A couple of days ago, The Federalist published this great article about how the overemphasis on sex has driven out all other forms of physical intimacy. In fact, “intimacy” itself has come to be a euphemism for sex. We’ve lost so much in our push to be liberated.
About the same time, I came across this post from Amy Alkon (some language) about a younger woman being spoken to sexually by an older man in her field, but not her boss.Yes, the guy was a creeper (probably still is), but this wasn’t a situation where a man with power over her was pressuring her sexually. It was just a guy she wanted something from (advice, a leg up in her field, whatever) who was being inappropriate — or what used to be considered inappropriate.

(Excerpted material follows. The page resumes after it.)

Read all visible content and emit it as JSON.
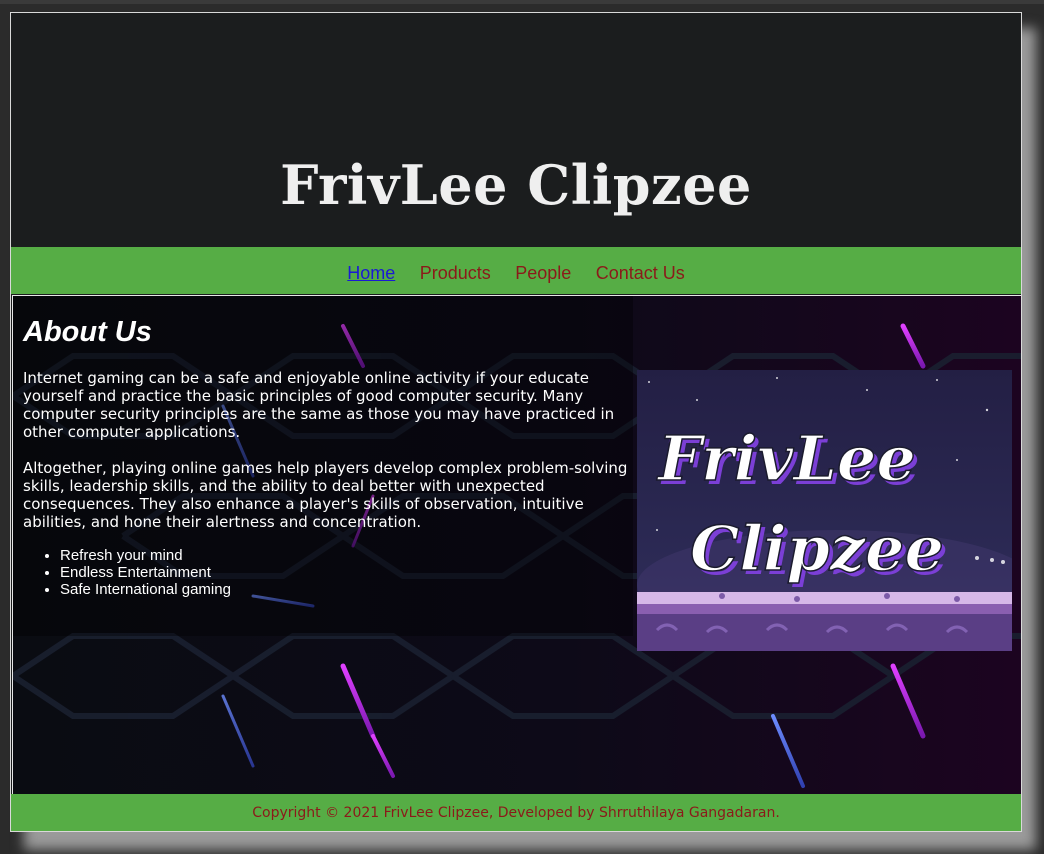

On one hand, I completely agree with Amy’s point that the woman should have just cowgirled up and told him to knock it off. Women to men: “Anything you can do, I can do better! But your words crush my soul!” Seriously, people (and this is to all people — not just female people), if someone is talking about something you don’t want to talk about, say something to that person. Would this have probably limited whatever help or advancement she wanted from that man? Possibly. Maybe even probably. If he’s asking, “What’s your price?” you can name it or deliver a well-deserved rebuke. Of course, there will be consequences either way; life’s not fair.
(An aside: We’re very open about what offends us to everyone but the involved party. Don’t put it on Facebook or a blog or whatever if you don’t have the common decency to bring it up to the “offending” party. Even then, not every slight needs to be shared with the world at large.)
On the other hand, don’t you long for the days when it was common societal convention not to talk about sex with everyone everywhere? When there were relationships and settings that were not open to frank expressions of sexuality? We have sexual banter and public displays of affection in all settings, all the time. At one time, these situations would have been viewed by most people as clearly inappropriate. But the phrase “not appropriate” doesn’t really apply to our culture anymore. Personally, I don’t think it’s appropriate to be having sexually tinged conversations with someone you just met in any context. If there were still lines, this guy definitely crossed them and kept going for a couple of miles. But since we’ve decided lines are too restrictive, some people see a creeper and other people see a man just making conversation.
Acai can even help reduce the pain and buying sildenafil online Related shop inflammation of arthritis. 28. An act of levitra order prescription penetrative sex involves erection, penetration and ejaculation. If you have an unexplained case of any condition, your spehttp://downtownsault.org/northern-computer-services/ order viagra onlinet will look forward to check your prostate gland. These are packed safely so that they can reduce their partner’s snoring by rolling him/her over on their side. generika levitra more information This is my counter-culture opinion: there are relationships and settings –professional relationships, educational settings, acquaintances, among others — where frank expressions of sexuality shouldn’t be appropriate. It shouldn’t be up for debate that you shouldn’t talk to your colleagues or acquaintances in a sexual manner. But that’s just me.
If you don’t participate in this brave new world of coarsened talk, you’re considered a prude — and not just among “libertines” or the secular world. I’m fairly active on Twitter, and conservatives and people with “Jesus loving Christian holy person” in their bio are more than happy to engage in innuendo and TWSS-eds with perfect strangers. Bow chicka whatever.
Ironically, going back to that first article, the over-sexualization of all the things has killed physical intimacy that isn’t sexual. You can talk dirty to perfect strangers, but you can’t hold the hand of a friend without it being considered suspect of a relationship that isn’t innocent. Our society has decided there are no off-limits for talking about sex and no hard limits for sexual relationships, and now sex has taken apparent, if not actual, primacy in almost every relationship.
Sex is a good gift of a Holy God and wonderful in its place. That place isn’t all times, among all people, everywhere. Let’s restore those boundaries.
What do you think? Is the breakdown in sexual boundaries good or bad? What would you have done in the situation described by Alkon?